Skip to content

The future of net-zero

  • by JW

“When people are asked whether they support specific policies, taking into account the effect on their personal finances, they answer very differently.” [Ross Clarke, The Spectator]


What are the government’s current commitments to achieving net-zero targets?

LBC reports this evening that “Sunak insists the UK remains committed to net zero by 2050“:

The government is poised to push back the ban on the sale of new petrol and diesel cars by five years, LBC understands. The ban, currently set to come into force in 2030, is set to be pushed back to 2035, according to reports. The 2030 date has been government policy since 2020.

Responding to the reports, Mr Sunak said on Tuesday: “For too many years politicians in governments of all stripes have not been honest about costs and trade-offs. Instead they have taken the easy way out, saying we can have it all. This realism doesn’t mean losing our ambition or abandoning our commitments. Far from it. I am proud that Britain is leading the world on climate change.”

It is one of as many as seven core net zero policies or commitments that are expected to be watered down in the coming days in a speech to be delivered by Rishi Sunak. Mr Sunak said he would give a speech later this week “to set out an important long-term decision we need to make so our country becomes the place I know we all want it to be for our children”.

If the PM presses ahead with watering down the net zero pledges it will spark a major backlash within the party. Chris Skidmore, a Conservative former energy minister who has become increasingly outspoken on net zero, said: “If this is true, the decision will cost the UK jobs, inward investment, and future economic growth that could have been ours by committing to the industries of the future. “It will potentially destabilise thousands of jobs and see investment go elsewhere. And ultimately the people who will pay the price for this will be householders whose bills will remain higher as a result of inefficient fossil fuels and being dependent on volatile international fossil fuel prices. “Rishi Sunak still has time to think again and not make the greatest mistake of his premiership, condemning the UK to missing out on what can be the opportunity of the decade to deliver growth, jobs and future prosperity.”

Here’s a mixture of views from the press:

Rishi Sunak prepares to water down UK green measures | Financial Times

Ban on sale of new petrol and diesel cars could be delayed by five years as Rishi Sunak ‘prepares to water down Net Zero pledges’ with PM shifting to ‘pragmatic’ approach to climate action | Daily Mail Online

Sunak planning to drop net zero policies in pre-election challenge to Labour | Green politics | The Guardian

Rishi Sunak to water down net zero targets in major speech – Number of policies set to be axed |

Rishi Sunak mulling over watering down net zero commitments |

Rishi Sunak could delay sale of petrol and diesel car ban as ‘green policies watered down’ | Politics | News |

Ross Clarke writing in The Spectator in July saw this coming, declaring that “Sunak will have to water down net zero sooner or later“:

Lord Barwell, who was Theresa May’s chief of staff when net zero was nodded through the Commons in the dying days of her government, has taken to Twitter to accuse politicians of not being honest when they claim that net zero can be achieved without imposing the cost of living for households.

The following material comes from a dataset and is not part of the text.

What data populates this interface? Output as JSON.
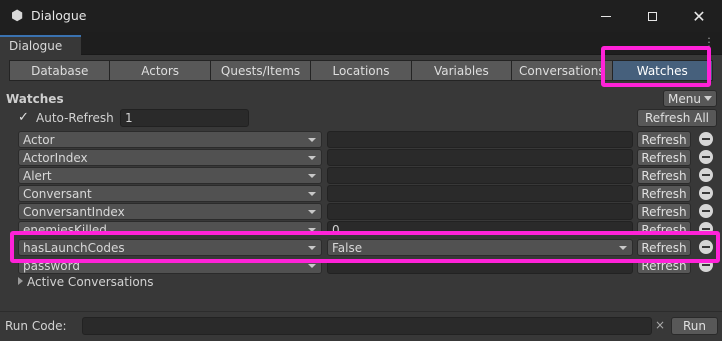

But, he claims, the fact that net zero will cost us all shouldn’t deter the government from pursuing it – because public opinion is heavily on its side. 

The trouble is, the IPSOS poll (from last November) that he links to in an effort to back his point suggests the opposite of what he claims it does (and, indeed, what the headline of IPSOS’ press release claimed). When people are asked whether they support the net zero target in general they tend to say ‘yes’. But when they are asked whether they support specific policies, taking into account the effect on their personal finances, they answer very differently. 

Subsidies for electric vehicles? A net balance of minus 13 per cent of people said they support them. Phasing out gas boilers? Minus 14 per cent. Access to ‘sustainable pension funds’? Minus 31 per cent. An increase in vegetarianism? Minus 27 per cent. Low traffic neighbourhoods? Minus 39 per cent.

Interestingly, the one policy which did seem to appeal to the public is a ‘frequent flyer levy’, which had net support of plus 10 per cent. This is quite possibly because ordinary people are offended by the hypocrisy of elite figures who preach about climate change and then jet off around the world as if efforts to cut carbon emissions should not apply to them. But that is not something which the government is proposing. Rather the government seems to favour policies which will hit ordinary people while sparing the wealthy their private jets – not, one might have thought, a great election-winning strategy.

Will Sunak really water down net zero policies as he suggested he might? You can forget the net zero target by 2050 being dropped in the near future, although it will almost certainly have to be revised nearer the time. That is a legal commitment and would require legislation to amend. 

The ban on petrol and diesel cars by 2030 is another matter. The EU has already watered down its own commitment on this front, saying that internal combustion engine cars will still be allowed after 2035, so long as they are capable of being run on synthetic fuels. (This applies to all car engines, given that synthetic fuels could be made to any recipe you like.)